A running hose uses about 10 gallons of water per minute, or 100 gallons in 10 minutes, and a power washer uses about two to five gallons of water per minute. Sweeping hard surfaces regularly and disposing of the material at the landfill instead of hosing or power washing it into streams and storm drains not only saves hundreds of gallons of water but also benefits water quality in area streams, rivers and lakes.

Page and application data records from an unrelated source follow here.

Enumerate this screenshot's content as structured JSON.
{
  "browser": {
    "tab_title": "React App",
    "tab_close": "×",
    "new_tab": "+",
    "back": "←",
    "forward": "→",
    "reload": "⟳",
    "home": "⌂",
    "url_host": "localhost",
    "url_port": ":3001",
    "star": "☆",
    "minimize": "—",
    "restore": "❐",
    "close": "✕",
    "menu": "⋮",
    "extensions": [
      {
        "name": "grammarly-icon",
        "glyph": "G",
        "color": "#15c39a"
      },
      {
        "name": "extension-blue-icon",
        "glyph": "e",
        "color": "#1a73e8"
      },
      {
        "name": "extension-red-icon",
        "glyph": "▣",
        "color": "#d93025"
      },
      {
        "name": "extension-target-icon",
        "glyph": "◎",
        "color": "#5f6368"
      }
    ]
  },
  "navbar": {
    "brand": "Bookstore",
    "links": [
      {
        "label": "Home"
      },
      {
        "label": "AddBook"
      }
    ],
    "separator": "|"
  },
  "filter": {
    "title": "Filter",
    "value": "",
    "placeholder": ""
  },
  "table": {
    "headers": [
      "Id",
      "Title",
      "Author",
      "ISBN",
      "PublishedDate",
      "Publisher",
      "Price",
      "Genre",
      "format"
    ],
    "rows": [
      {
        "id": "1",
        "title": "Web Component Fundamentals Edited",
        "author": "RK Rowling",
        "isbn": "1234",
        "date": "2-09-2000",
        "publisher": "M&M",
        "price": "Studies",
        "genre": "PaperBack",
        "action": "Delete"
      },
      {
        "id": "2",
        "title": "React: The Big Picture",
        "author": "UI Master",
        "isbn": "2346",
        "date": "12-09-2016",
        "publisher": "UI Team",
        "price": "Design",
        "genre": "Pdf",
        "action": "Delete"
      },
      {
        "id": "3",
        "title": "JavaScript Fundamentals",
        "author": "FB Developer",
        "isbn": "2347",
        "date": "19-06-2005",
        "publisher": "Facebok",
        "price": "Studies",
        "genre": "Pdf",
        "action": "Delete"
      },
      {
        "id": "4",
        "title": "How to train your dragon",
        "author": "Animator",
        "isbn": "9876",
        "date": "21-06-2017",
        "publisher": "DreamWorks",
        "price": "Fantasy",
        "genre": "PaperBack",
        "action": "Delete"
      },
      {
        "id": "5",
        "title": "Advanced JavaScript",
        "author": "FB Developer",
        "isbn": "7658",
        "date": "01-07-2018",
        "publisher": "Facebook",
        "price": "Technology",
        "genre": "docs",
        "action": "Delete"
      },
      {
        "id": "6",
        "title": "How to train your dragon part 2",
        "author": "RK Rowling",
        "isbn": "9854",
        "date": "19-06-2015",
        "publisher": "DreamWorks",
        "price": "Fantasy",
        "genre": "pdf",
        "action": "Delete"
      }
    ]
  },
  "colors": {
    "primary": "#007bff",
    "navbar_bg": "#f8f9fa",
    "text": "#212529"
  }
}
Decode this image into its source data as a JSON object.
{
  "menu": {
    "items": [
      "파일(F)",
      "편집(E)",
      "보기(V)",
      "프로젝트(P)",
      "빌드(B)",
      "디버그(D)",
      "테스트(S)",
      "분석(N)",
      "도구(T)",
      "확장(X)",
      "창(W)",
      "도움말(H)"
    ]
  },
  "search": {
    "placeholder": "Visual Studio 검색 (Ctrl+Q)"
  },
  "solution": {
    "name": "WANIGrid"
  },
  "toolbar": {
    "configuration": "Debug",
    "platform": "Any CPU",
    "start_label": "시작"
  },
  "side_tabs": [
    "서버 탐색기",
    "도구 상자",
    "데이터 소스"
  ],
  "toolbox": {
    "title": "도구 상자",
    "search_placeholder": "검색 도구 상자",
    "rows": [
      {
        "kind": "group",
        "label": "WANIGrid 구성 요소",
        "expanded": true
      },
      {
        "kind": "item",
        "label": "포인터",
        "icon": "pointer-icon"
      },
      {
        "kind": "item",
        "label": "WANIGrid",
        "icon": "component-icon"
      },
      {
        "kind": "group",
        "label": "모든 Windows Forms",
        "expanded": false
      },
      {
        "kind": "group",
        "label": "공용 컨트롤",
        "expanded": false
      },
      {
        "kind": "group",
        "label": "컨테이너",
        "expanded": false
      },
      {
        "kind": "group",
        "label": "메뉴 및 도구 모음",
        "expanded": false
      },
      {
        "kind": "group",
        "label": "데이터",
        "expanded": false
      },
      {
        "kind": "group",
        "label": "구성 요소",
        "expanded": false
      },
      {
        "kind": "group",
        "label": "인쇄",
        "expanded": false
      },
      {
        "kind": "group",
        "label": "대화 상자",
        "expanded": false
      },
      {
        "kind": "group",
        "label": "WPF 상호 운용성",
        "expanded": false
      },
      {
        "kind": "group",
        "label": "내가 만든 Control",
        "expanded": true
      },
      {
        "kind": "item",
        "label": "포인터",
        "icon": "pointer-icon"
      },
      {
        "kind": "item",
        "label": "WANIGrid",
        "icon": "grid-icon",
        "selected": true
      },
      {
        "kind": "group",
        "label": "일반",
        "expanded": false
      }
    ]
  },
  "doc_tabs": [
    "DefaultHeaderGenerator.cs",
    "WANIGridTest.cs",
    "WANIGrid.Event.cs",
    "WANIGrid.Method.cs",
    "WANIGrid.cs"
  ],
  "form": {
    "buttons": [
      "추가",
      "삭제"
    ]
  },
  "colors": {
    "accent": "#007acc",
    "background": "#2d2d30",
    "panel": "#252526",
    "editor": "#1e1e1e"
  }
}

Many contaminants such as petroleum products (gas, oil or antifreeze), ice melt, fertilizer and pesticides, heavy metals, sediment and animal waste can accumulate on driveways, sidewalks, steps and parking lots. Cleaning hard surfaces with water can transmit these materials directly into storm drains and adjacent streams, entering waterways untreated. Many residents don't realize that water running through storm drains in our community does not receive treatment prior to discharge. The result negatively affects drinking water, recreation, fisheries and wildlife.
Even small concentrations of some toxins can have widespread impacts. Nutrients introduced into rivers and lakes from sources such as fertilizers cause excessive weed and algae growth and, as a result, can reduce the amount of oxygen in the water, resulting in harmful effects on aquatic organisms and lake ecosystems.
Cleaning hardscapes with water is an example of unnecessary water usage that easily can be rectified with simple common sense practices. Just bring out the broom.
Lyn Halliday is an environmental scientist and owner of Environmental Solutions Unltd. She consults locally on environmental issues and was instrumental in the development of the Steamboat Springs Water Conservation Plan.